It seems winter is dragging on forever. This last storm has some of the strongest winds and biggest swells of the winter. For those unfamiliar with Sugarloaf Rocks, the main rock is at least 25 metres high, probably more.
It was hard to stand still to take the shot – every time a gust of wind hit, you were forced backwards!
The whale watching season has started! At the moment there is about 1 humpback an hour passing on their way back to Antartica for the summer feeding grounds. It is very early in the season, and individual whales seem to be arriving – perhaps these are unaccompanied males. As the season progresses the numbers will increase (last year they peaked at around 8 an hour in October), and we will start to see pods with mixtures of calves and grown whales.
For those who aren’t familiar with the humpback migration off Western Australia here are some facts.
Each year an estimated 36,000 humpbacks leave the Antarctic waters and migrate north to Campben Sound north of Derby. The Antartic waters are too cold for newborn calves who have very little or no blubber to protect them. The mothers-to-be travel north to give birth in the warmer waters, and the rest go with them. They seem to gather in Flinders Bay near Augusta before rounding Cape Leeuwin and going north. This occurs April/May and we rarely see these whales in Geographe Bay – they seem to travel a long way offshore. Up north the new mothers have to fatten the calves before their return to Antarctica. Whale milk is around 60% fat and the calves put on a layer of blubber nearly 1m thick, and this all comes from the mother. While up north the whales have no food source, so it is believed they don’t eat from the time they leave Antarctica to the time they return.
On the return southwards journey many of the whales travel closer to the coast. Those closer inshore eventually wind up in Geographe Bay. When they reach the shallow waters of the bay they turn west and round Cape Naturaliste before continuing south. It seems perhaps 15-20% of the whales travelling south wind up in Geographe Bay and they can often be seen less than 50m from the shore.

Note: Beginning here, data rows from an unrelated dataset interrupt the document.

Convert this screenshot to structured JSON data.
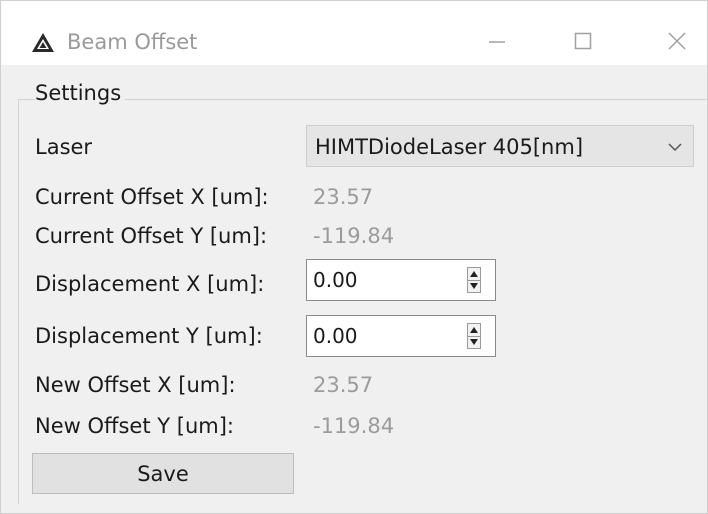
{
  "window": {
    "title": "Beam Offset",
    "icon": "warning-triangle-icon",
    "controls": [
      "minimize-icon",
      "maximize-icon",
      "close-icon"
    ]
  },
  "settings": {
    "group_title": "Settings",
    "laser_label": "Laser",
    "laser_selected": "HIMTDiodeLaser 405[nm]",
    "current_offset_x_label": "Current Offset X [um]:",
    "current_offset_x_value": "23.57",
    "current_offset_y_label": "Current Offset Y [um]:",
    "current_offset_y_value": "-119.84",
    "displacement_x_label": "Displacement X [um]:",
    "displacement_x_value": "0.00",
    "displacement_y_label": "Displacement Y [um]:",
    "displacement_y_value": "0.00",
    "new_offset_x_label": "New Offset X [um]:",
    "new_offset_x_value": "23.57",
    "new_offset_y_label": "New Offset Y [um]:",
    "new_offset_y_value": "-119.84",
    "save_label": "Save"
  },
  "colors": {
    "window_bg": "#f0f0f0",
    "titlebar_bg": "#ffffff",
    "readonly_text": "#9b9b9b",
    "button_bg": "#e1e1e1"
  }
}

Castle Rock, Meelup, Pt Picquet, Eagle Bay, Rocky Point and Bunkers Bay are all good vantage points as well as the whale lookout near the Cape Naturaliste lighthouse.
Plan A was to go to Kilcarnup for a night shoot, and even included getting there early to scout out the best locations.
Things started going wrong early – confusion between Adelaide Rd, Dunsborough and a GPS which insisted on Adelaide St, Busselton. They still didn’t improve when someone (me) forgot to pack my camera and we had to backtrack. Mark Stothard drove down from Perth, and Mark, Paul Pitchugin and myself went down to the start of the Kilcarnup track where we were met by a ranger who informed us the track was closed. Apparently a humpback whale died and was being buried with an excavator.
So we went elsewhere – to Goanna’s (between Moses Rock and Honeycomb beach). We were met by Christian Fletcher and Tony Hewitt. There was some pretty big surf around and there were as many different styles of images as there were photographers. It was fun. Here are a couple of mine.
The low, almost setting sun and a slow shutter speed accentuated the patterns of the foam.
This sort of shot has all sorts of possibilities. You can isolate individual features such as rocks as separate layers, delete the black surrounds and then rearrange the landscape as you like! Deleting the black surrounds allows you to place rocks behind each other over the background. And the darkness hides most of the editing errors! Don’t go looking for this place because you won’t find it from this photograph.
All in all – it was a lot of fun.
Nannup has a festival at this time of the year. Lots of tulips in the main street, craft shops, and the historical society have a great collection of old photos. The place I like best is an antique shop that is an old shed packed to the rafters with everything (and I mean everything). Bargain Hunt would do well to base an episode on this shop.
There has been a lot of rain this year, and especially over the last few days. Big Brook dam is overflowing and this is a shot of the spillway. (Big Brook dam is in Pemberton in the SW of Western Australia).